2. An illuminated flower holder, comprising in combination, a bowl structure adapted to hold flowers, a lamp standard supported from the 2,060,005 l8, and the colloidal bowl, an electric lamp on said standard, a shade supported by said standard and surrounding said lamp, means for radiation flow protection, said means comprising a, disk of colored phosphorescent light transmitting material, of a size sufficient to completely close the lower end of the shade, and adjustably supported on said standard, whereby light emitted from said lamp traverses said disk before falling on flowers in said bowl, and illuminates said flowers in colors corresponding to said disk.

3. The herein described device, which comprises a plurality of protection members interconnected by a projection light source, said members interposed in a suitable adjustable manner between said light and living plant cells within an enclosure, whereby the color and quantity of said light is controlled and modified for said living cells within the enclosure.

4. The herein described method of vitiation and purification of air for living plant cells within an enclosure, which consists of treating with radiation from a projected light source, through suitable colored protection members, living plant cells within an enclosure, said members interposed and adjustable between said living cells and light source, whereby the said radiation, is

controlled and modified, to produce within the enclosure the vitiation and purification necessary for said living cells.

5. The method of the character described, consisting of radiation flow protection for plants within an enclosure, comprising projecting radiations on living plant cells within enclosure; separating the light rays falling on said cells, as regards their color, varying the intensity of such light rays, by interposition of a suitable protection member, having adjustable and fluorescent properties, thereby producing light and variant visual beauty.
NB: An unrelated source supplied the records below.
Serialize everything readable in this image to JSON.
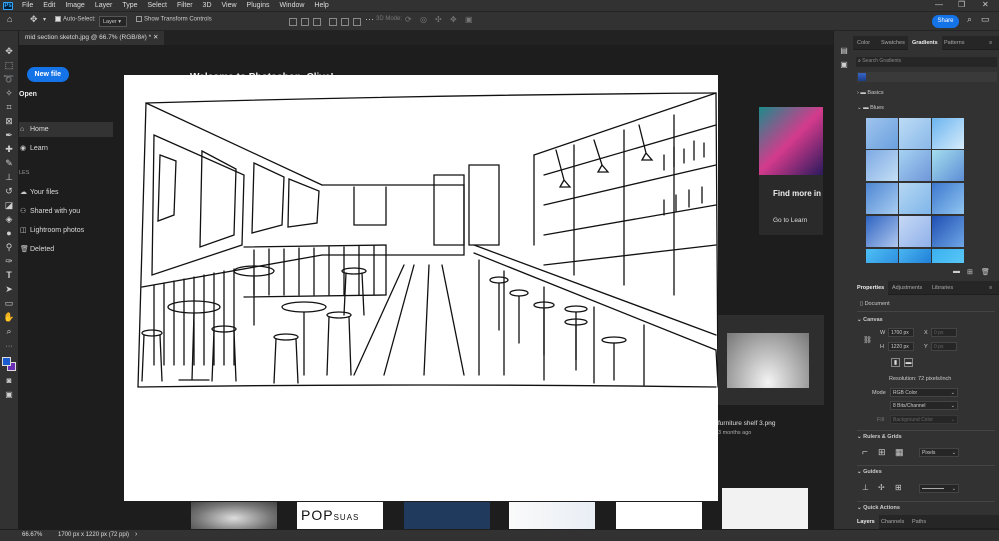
{
  "app": {
    "logo": "Ps"
  },
  "menu": [
    "File",
    "Edit",
    "Image",
    "Layer",
    "Type",
    "Select",
    "Filter",
    "3D",
    "View",
    "Plugins",
    "Window",
    "Help"
  ],
  "options": {
    "auto_select": "Auto-Select:",
    "layer_dropdown": "Layer",
    "show_transform": "Show Transform Controls",
    "mode_3d": "3D Mode:",
    "share": "Share"
  },
  "document_tab": "mid section sketch.jpg @ 66.7% (RGB/8#) *",
  "home": {
    "new_file": "New file",
    "open": "Open",
    "nav": [
      {
        "label": "Home",
        "icon": "home-icon"
      },
      {
        "label": "Learn",
        "icon": "learn-icon"
      }
    ],
    "files_header": "FILES",
    "files": [
      {
        "label": "Your files",
        "icon": "cloud-icon"
      },
      {
        "label": "Shared with you",
        "icon": "shared-icon"
      },
      {
        "label": "Lightroom photos",
        "icon": "lightroom-icon"
      },
      {
        "label": "Deleted",
        "icon": "trash-icon"
      }
    ],
    "welcome": "Welcome to Photoshop, Clive!",
    "find_more": "Find more in",
    "go_to_learn": "Go to Learn",
    "recent_name": "furniture shelf 3.png",
    "recent_time": "3 months ago",
    "thumb_pop": "POP",
    "thumb_suas": "SUAS"
  },
  "gradients_panel": {
    "tabs": [
      "Color",
      "Swatches",
      "Gradients",
      "Patterns"
    ],
    "active_tab": "Gradients",
    "search_placeholder": "Search Gradients",
    "groups": [
      "Basics",
      "Blues"
    ]
  },
  "properties_panel": {
    "tabs": [
      "Properties",
      "Adjustments",
      "Libraries"
    ],
    "active_tab": "Properties",
    "document_label": "Document",
    "canvas_header": "Canvas",
    "w_label": "W",
    "h_label": "H",
    "x_label": "X",
    "y_label": "Y",
    "width": "1700 px",
    "height": "1220 px",
    "x_val": "0 px",
    "y_val": "0 px",
    "resolution": "Resolution: 72 pixels/inch",
    "mode_label": "Mode",
    "mode_value": "RGB Color",
    "bits_value": "8 Bits/Channel",
    "fill_label": "Fill",
    "fill_value": "Background Color",
    "rulers_header": "Rulers & Grids",
    "units_value": "Pixels",
    "guides_header": "Guides",
    "quick_actions": "Quick Actions"
  },
  "bottom_tabs": [
    "Layers",
    "Channels",
    "Paths"
  ],
  "status": {
    "zoom": "66.67%",
    "doc_size": "1700 px x 1220 px (72 ppi)"
  },
  "colors": {
    "accent": "#1473e6",
    "foreground": "#1a5ccf",
    "background": "#6a2fb5"
  }
}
6. A device of character described comprising a bowl shaped base member adapted to serve as a flower pot; a standard secured to said base member; a light source supported on the upper end of said standard; a lamp shade supported on said standard, surrounding said lamp and adapted to direct light downwardly on said base member; nutritive material in said base member; living plant cells such as flowers in said nutritive material and exposed to said light; a protection member of transparent material resting on top of said member extending upwardly therefrom to a point above said plant cells, and surrounding said plant cells, said protection member being open at the top; a second protection member comprising a flat disk of suitably colored light transmitting material vertically adjustably supported on said standard, said disk being of Sllfi'lcient size to close the lower portions of said shade when in its upper adjusted position, or to close the open top of said first mentioned protection member when in lower adjusted position.
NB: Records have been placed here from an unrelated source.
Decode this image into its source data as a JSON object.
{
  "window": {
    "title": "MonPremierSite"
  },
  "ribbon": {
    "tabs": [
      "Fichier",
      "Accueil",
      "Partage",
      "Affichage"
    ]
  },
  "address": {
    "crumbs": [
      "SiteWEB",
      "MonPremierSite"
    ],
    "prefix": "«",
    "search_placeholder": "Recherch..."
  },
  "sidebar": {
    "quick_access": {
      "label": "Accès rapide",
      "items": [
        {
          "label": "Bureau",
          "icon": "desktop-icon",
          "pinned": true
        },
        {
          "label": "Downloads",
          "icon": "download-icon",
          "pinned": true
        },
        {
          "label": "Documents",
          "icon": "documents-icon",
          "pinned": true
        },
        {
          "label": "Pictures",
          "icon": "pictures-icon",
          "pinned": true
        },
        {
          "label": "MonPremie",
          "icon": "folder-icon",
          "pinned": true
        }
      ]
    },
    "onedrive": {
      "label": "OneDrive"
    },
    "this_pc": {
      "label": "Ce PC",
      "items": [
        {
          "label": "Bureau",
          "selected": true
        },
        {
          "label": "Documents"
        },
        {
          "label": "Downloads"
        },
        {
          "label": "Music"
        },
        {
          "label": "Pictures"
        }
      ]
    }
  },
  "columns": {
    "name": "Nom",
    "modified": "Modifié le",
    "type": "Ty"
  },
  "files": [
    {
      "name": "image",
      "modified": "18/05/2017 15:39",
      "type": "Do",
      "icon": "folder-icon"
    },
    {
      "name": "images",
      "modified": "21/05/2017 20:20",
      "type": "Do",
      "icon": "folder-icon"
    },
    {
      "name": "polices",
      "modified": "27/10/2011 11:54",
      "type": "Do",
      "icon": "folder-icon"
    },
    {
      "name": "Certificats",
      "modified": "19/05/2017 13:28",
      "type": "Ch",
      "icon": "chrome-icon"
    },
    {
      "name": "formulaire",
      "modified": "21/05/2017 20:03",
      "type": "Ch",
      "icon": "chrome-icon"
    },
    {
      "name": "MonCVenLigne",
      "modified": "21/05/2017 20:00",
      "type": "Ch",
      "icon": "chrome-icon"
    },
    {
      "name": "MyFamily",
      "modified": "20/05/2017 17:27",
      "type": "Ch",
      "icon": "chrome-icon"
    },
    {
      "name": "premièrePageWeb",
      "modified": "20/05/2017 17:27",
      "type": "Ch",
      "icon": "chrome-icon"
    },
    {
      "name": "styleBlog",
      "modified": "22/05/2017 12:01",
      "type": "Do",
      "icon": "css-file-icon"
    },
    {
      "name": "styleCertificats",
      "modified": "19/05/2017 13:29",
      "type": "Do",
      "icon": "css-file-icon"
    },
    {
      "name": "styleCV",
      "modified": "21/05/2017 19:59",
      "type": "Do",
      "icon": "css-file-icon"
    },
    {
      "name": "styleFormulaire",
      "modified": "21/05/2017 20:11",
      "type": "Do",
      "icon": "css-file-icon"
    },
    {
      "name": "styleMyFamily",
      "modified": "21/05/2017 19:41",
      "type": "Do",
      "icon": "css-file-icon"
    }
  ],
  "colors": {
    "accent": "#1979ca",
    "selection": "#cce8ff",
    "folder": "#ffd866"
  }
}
7. The method of character described for controlling light electrical and light chemical reactions of living plant cells, consisting of impressing radiations through suitable colored irradiation members, interposed in an adjustable manner between a source of light and living plant cells within an enclosure, whereby said reactions are resultant.

NELIEIE PAULINE FLETCHER. WILLIAIVI ARTHUR FLETCHER.

Referenced by
Citing PatentFiling datePublication dateApplicantTitle
US2720056 *Jan 4, 1951Oct 11, 1955Albert H LevyCombined lamp and flower receptacle
US2826864 *Aug 20, 1954Mar 18, 1958Bradley Earl RDisplay and preserving device for cut flowers and plants
US2874267 *Apr 21, 1955Feb 17, 1959Shipley Margaret ECandle support for flower holders
US3015024 *Feb 24, 1961Dec 26, 1961Charchan SamuelIlluminated flower pot holder
US3334222 *Sep 28, 1964Aug 1, 1967Caro AnthonyLamp shades
US3939338 *Jan 8, 1975Feb 17, 1976The Raymond Lee Organization, Inc.Combined terrarium and lamp
US4028848 *May 21, 1976Jun 14, 1977Michael D. MurrayLamp pedestal with terrarium bowl
US20130247459 *Mar 26, 2012Sep 26, 2013Margaret EgiziacoVase
Classifications
U.S. Classification47/41.11, D26/55, 362/101
International ClassificationA47G7/06, F21V33/00
Cooperative ClassificationF21W2121/00, F21V33/0028, F21S6/002
European ClassificationF21S6/00D, F21V33/00A4B